The Environmental Health Officer advised that background noise from the A2 varied according to the wind direction but was generally in the low to mid-40s without contributory noise from the circuit.  In response to Councillor Bannister, the Principal Planner clarified that the traffic lights would only be altered when the circuit was in use.   The proposal would potentially improve the traffic situation by providing a direct right-hand turn from Canterbury.  It was clarified that the planning permission given for MacLaren had been specific to their needs, and the applicant had confirmed that they would not be in a position to undertake that size of development.   Since that scheme was unlikely to be built, the permission carried little weight as a fall-back position.   In response to Councillor Eddy, it was confirmed that a design and access statement had been submitted which explained the rationale for the design approach taken across the circuit as a whole.   However, Officers had concerns about the size and scale of the buildings, as well as the use of some materials which would give them a stark appearance.   

 

In response to a suggestion by Councillor Jull that the application should be refused on the first ground only, the Principal Planner reminded him that the applicant’s own landscape and visual impact assessment had concluded that there would be visual impacts to varying degrees from several viewpoints.    Moreover, the Kent Downs AONB Unit and the Council’s Principal Ecologist had raised objections to the application.   For these reasons, the second reason for refusal covering the impact on the AONB should be retained.

 

RESOLVED:  That Application No DOV/15/00827 be REFUSED for the following reasons:
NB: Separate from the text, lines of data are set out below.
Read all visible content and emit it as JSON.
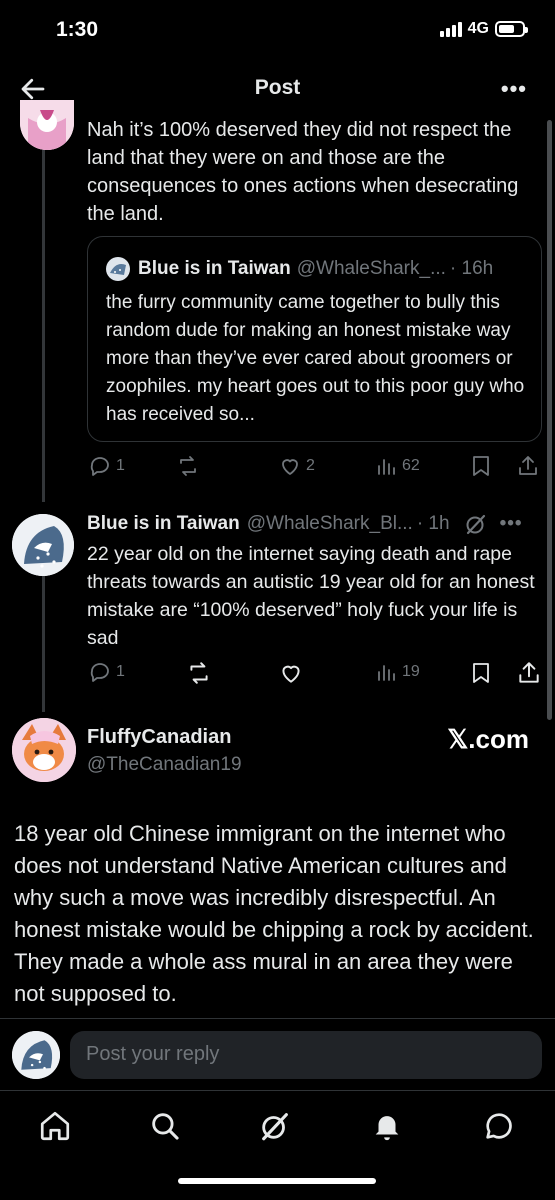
{
  "status_bar": {
    "time": "1:30",
    "network": "4G"
  },
  "header": {
    "title": "Post",
    "more": "•••"
  },
  "parent_tweet": {
    "text": "Nah it’s 100% deserved they did not respect the land that they were on and those are the consequences to ones actions when desecrating the land.",
    "quote": {
      "name": "Blue is in Taiwan",
      "handle": "@WhaleShark_...",
      "time": "· 16h",
      "text": "the furry community came together to bully this random dude for making an honest mistake way more than they’ve ever cared about groomers or zoophiles. my heart goes out to this poor guy who has received so..."
    },
    "replies": "1",
    "likes": "2",
    "views": "62"
  },
  "reply_tweet": {
    "name": "Blue is in Taiwan",
    "handle": "@WhaleShark_Bl...",
    "time": "· 1h",
    "text": "22 year old on the internet saying death and rape threats towards an autistic 19 year old for an honest mistake are “100% deserved” holy fuck your life is sad",
    "replies": "1",
    "views": "19",
    "more": "•••"
  },
  "main_tweet": {
    "name": "FluffyCanadian",
    "handle": "@TheCanadian19",
    "brand": "𝕏.com",
    "text": "18 year old Chinese immigrant on the internet who does not understand Native American cultures and why such a move was incredibly disrespectful. An honest mistake would be chipping a rock by accident. They made a whole ass mural in an area they were not supposed to."
  },
  "reply_box": {
    "placeholder": "Post your reply"
  },
  "icons": {
    "back": "arrow-left-icon",
    "home": "home-icon",
    "search": "search-icon",
    "grok": "grok-icon",
    "notifications": "bell-icon",
    "messages": "chat-bubble-icon"
  },
  "colors": {
    "background": "#000000",
    "text": "#e7e9ea",
    "muted": "#71767b",
    "border": "#2f3336"
  }
}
(a)   The proposed engineering units (Use Class B1 and B2) are located in an unsustainable countryside location within the Kent Downs Area of Outstanding Natural Beauty. Such a location would fail to support a pattern of development which facilitates the use of sustainable modes of transport or reduces the need to travel, and would intensify the development within the Area of Outstanding Natural Beauty. The application has failed to provide sufficient evidence to demonstrate that these engineering units functionally require such a location or to demonstrate that there is an overriding public interest in their provision. Consequently, these engineering units are contrary to Policies CP1, DM1 and DM3 of the Dover District Core Strategy and paragraphs 17, 29, 115 and 116 of the National Planning Policy Framework.

 

(b)   The proposed development, by virtue of the location, scale, height, design and use of materials of the VIP Building, Grandstand 1, Grandstand 2 and the Scrutineering/Admin/Canteen/Shower/WC Block, and by virtue of the location and scale of the camping area to the south-west of the Public Right of Way ER111, would cause significant harm to the character of the countryside and the tranquillity and landscape and scenic beauty of the Kent Downs Area of Outstanding Natural Beauty, which would not be overcome by the landscaping mitigation which has been proposed. Consequently, the erection of these buildings would be contrary to Dover District Core Strategy Policies CP7, DM15 and DM16 and paragraphs 17, 56, 58, 60, 61, 115 and 116 of the National Planning Policy Framework.

 

 

6.

Appeals and Informal Hearings

To receive information relating to Appeals and Informal Hearings, and appoint Members as appropriate.

Minutes:

The Committee noted that there was no information to receive regarding appeals and informal hearings.

 

7.

Action taken in accordance with the Ordinary Decisions (Council Business) Urgency Procedure

To raise any matters of concern in relation to decisions taken under the above procedure and reported on the Official Members' Weekly News.

Minutes:

The Committee noted that no action had been taken since the last meeting.